== INFORMATION SUPPLIED

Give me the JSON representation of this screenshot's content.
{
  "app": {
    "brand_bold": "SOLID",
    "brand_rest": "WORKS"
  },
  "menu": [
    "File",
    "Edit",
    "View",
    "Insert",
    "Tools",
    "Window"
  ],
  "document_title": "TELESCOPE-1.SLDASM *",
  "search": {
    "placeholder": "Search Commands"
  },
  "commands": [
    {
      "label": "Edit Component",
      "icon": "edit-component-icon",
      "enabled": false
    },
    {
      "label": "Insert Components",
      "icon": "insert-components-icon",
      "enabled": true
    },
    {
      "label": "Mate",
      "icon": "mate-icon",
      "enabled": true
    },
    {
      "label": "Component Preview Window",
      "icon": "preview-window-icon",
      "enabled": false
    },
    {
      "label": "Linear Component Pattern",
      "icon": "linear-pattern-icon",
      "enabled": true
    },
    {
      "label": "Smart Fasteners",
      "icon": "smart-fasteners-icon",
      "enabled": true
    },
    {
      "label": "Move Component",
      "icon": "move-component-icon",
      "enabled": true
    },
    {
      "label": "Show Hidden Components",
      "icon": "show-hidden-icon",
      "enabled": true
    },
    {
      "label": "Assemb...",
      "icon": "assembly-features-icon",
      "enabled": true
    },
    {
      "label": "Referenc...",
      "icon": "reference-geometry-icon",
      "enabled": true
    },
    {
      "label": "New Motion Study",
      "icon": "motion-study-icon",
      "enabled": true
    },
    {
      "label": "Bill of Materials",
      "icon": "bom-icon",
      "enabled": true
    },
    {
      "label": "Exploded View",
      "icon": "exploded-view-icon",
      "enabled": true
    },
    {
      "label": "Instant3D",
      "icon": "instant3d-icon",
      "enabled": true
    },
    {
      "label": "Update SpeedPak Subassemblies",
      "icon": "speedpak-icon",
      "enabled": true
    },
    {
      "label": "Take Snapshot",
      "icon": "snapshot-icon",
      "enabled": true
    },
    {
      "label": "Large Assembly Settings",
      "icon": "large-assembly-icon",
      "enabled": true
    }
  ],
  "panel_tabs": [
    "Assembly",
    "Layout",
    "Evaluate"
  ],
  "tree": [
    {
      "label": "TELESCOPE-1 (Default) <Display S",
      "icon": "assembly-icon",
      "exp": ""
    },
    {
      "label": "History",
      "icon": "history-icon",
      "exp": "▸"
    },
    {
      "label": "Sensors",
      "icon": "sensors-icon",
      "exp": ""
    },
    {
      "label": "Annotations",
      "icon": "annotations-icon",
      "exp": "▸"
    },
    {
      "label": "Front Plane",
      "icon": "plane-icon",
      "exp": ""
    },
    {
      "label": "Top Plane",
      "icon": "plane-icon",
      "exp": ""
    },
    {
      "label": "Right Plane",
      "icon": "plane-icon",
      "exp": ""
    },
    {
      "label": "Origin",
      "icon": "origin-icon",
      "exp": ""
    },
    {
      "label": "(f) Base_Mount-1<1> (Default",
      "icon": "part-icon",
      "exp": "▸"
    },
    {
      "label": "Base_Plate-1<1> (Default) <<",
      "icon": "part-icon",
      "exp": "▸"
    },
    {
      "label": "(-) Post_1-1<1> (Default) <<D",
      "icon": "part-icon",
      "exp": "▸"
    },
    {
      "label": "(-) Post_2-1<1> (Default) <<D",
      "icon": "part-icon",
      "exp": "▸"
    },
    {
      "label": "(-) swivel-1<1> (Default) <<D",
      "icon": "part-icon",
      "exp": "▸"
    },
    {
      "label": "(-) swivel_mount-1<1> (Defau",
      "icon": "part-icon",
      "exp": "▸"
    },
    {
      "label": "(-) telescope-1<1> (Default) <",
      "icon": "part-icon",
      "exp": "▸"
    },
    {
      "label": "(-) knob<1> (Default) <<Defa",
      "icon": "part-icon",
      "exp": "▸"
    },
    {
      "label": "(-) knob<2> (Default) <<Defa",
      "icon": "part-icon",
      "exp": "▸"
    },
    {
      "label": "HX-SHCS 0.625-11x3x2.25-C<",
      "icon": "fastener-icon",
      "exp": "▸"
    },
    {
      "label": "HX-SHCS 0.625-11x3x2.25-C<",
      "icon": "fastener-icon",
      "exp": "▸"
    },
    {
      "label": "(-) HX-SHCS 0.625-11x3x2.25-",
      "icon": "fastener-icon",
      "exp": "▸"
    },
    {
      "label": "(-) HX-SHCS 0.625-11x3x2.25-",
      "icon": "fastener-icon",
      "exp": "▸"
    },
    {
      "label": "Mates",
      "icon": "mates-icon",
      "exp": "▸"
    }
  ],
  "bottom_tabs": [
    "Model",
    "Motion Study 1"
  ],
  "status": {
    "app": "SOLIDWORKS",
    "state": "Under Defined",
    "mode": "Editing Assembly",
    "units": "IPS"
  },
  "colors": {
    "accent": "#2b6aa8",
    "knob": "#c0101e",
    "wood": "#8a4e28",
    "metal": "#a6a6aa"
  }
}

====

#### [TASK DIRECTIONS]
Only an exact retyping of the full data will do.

#### [SOLUTION TO THIS PROBLEM]
Give me the JSON representation of this screenshot's content.
{
  "app": {
    "brand_bold": "SOLID",
    "brand_rest": "WORKS"
  },
  "menu": [
    "File",
    "Edit",
    "View",
    "Insert",
    "Tools",
    "Window"
  ],
  "document_title": "TELESCOPE-1.SLDASM *",
  "search": {
    "placeholder": "Search Commands"
  },
  "commands": [
    {
      "label": "Edit Component",
      "icon": "edit-component-icon",
      "enabled": false
    },
    {
      "label": "Insert Components",
      "icon": "insert-components-icon",
      "enabled": true
    },
    {
      "label": "Mate",
      "icon": "mate-icon",
      "enabled": true
    },
    {
      "label": "Component Preview Window",
      "icon": "preview-window-icon",
      "enabled": false
    },
    {
      "label": "Linear Component Pattern",
      "icon": "linear-pattern-icon",
      "enabled": true
    },
    {
      "label": "Smart Fasteners",
      "icon": "smart-fasteners-icon",
      "enabled": true
    },
    {
      "label": "Move Component",
      "icon": "move-component-icon",
      "enabled": true
    },
    {
      "label": "Show Hidden Components",
      "icon": "show-hidden-icon",
      "enabled": true
    },
    {
      "label": "Assemb...",
      "icon": "assembly-features-icon",
      "enabled": true
    },
    {
      "label": "Referenc...",
      "icon": "reference-geometry-icon",
      "enabled": true
    },
    {
      "label": "New Motion Study",
      "icon": "motion-study-icon",
      "enabled": true
    },
    {
      "label": "Bill of Materials",
      "icon": "bom-icon",
      "enabled": true
    },
    {
      "label": "Exploded View",
      "icon": "exploded-view-icon",
      "enabled": true
    },
    {
      "label": "Instant3D",
      "icon": "instant3d-icon",
      "enabled": true
    },
    {
      "label": "Update SpeedPak Subassemblies",
      "icon": "speedpak-icon",
      "enabled": true
    },
    {
      "label": "Take Snapshot",
      "icon": "snapshot-icon",
      "enabled": true
    },
    {
      "label": "Large Assembly Settings",
      "icon": "large-assembly-icon",
      "enabled": true
    }
  ],
  "panel_tabs": [
    "Assembly",
    "Layout",
    "Evaluate"
  ],
  "tree": [
    {
      "label": "TELESCOPE-1 (Default) <Display S",
      "icon": "assembly-icon",
      "exp": ""
    },
    {
      "label": "History",
      "icon": "history-icon",
      "exp": "▸"
    },
    {
      "label": "Sensors",
      "icon": "sensors-icon",
      "exp": ""
    },
    {
      "label": "Annotations",
      "icon": "annotations-icon",
      "exp": "▸"
    },
    {
      "label": "Front Plane",
      "icon": "plane-icon",
      "exp": ""
    },
    {
      "label": "Top Plane",
      "icon": "plane-icon",
      "exp": ""
    },
    {
      "label": "Right Plane",
      "icon": "plane-icon",
      "exp": ""
    },
    {
      "label": "Origin",
      "icon": "origin-icon",
      "exp": ""
    },
    {
      "label": "(f) Base_Mount-1<1> (Default",
      "icon": "part-icon",
      "exp": "▸"
    },
    {
      "label": "Base_Plate-1<1> (Default) <<",
      "icon": "part-icon",
      "exp": "▸"
    },
    {
      "label": "(-) Post_1-1<1> (Default) <<D",
      "icon": "part-icon",
      "exp": "▸"
    },
    {
      "label": "(-) Post_2-1<1> (Default) <<D",
      "icon": "part-icon",
      "exp": "▸"
    },
    {
      "label": "(-) swivel-1<1> (Default) <<D",
      "icon": "part-icon",
      "exp": "▸"
    },
    {
      "label": "(-) swivel_mount-1<1> (Defau",
      "icon": "part-icon",
      "exp": "▸"
    },
    {
      "label": "(-) telescope-1<1> (Default) <",
      "icon": "part-icon",
      "exp": "▸"
    },
    {
      "label": "(-) knob<1> (Default) <<Defa",
      "icon": "part-icon",
      "exp": "▸"
    },
    {
      "label": "(-) knob<2> (Default) <<Defa",
      "icon": "part-icon",
      "exp": "▸"
    },
    {
      "label": "HX-SHCS 0.625-11x3x2.25-C<",
      "icon": "fastener-icon",
      "exp": "▸"
    },
    {
      "label": "HX-SHCS 0.625-11x3x2.25-C<",
      "icon": "fastener-icon",
      "exp": "▸"
    },
    {
      "label": "(-) HX-SHCS 0.625-11x3x2.25-",
      "icon": "fastener-icon",
      "exp": "▸"
    },
    {
      "label": "(-) HX-SHCS 0.625-11x3x2.25-",
      "icon": "fastener-icon",
      "exp": "▸"
    },
    {
      "label": "Mates",
      "icon": "mates-icon",
      "exp": "▸"
    }
  ],
  "bottom_tabs": [
    "Model",
    "Motion Study 1"
  ],
  "status": {
    "app": "SOLIDWORKS",
    "state": "Under Defined",
    "mode": "Editing Assembly",
    "units": "IPS"
  },
  "colors": {
    "accent": "#2b6aa8",
    "knob": "#c0101e",
    "wood": "#8a4e28",
    "metal": "#a6a6aa"
  }
}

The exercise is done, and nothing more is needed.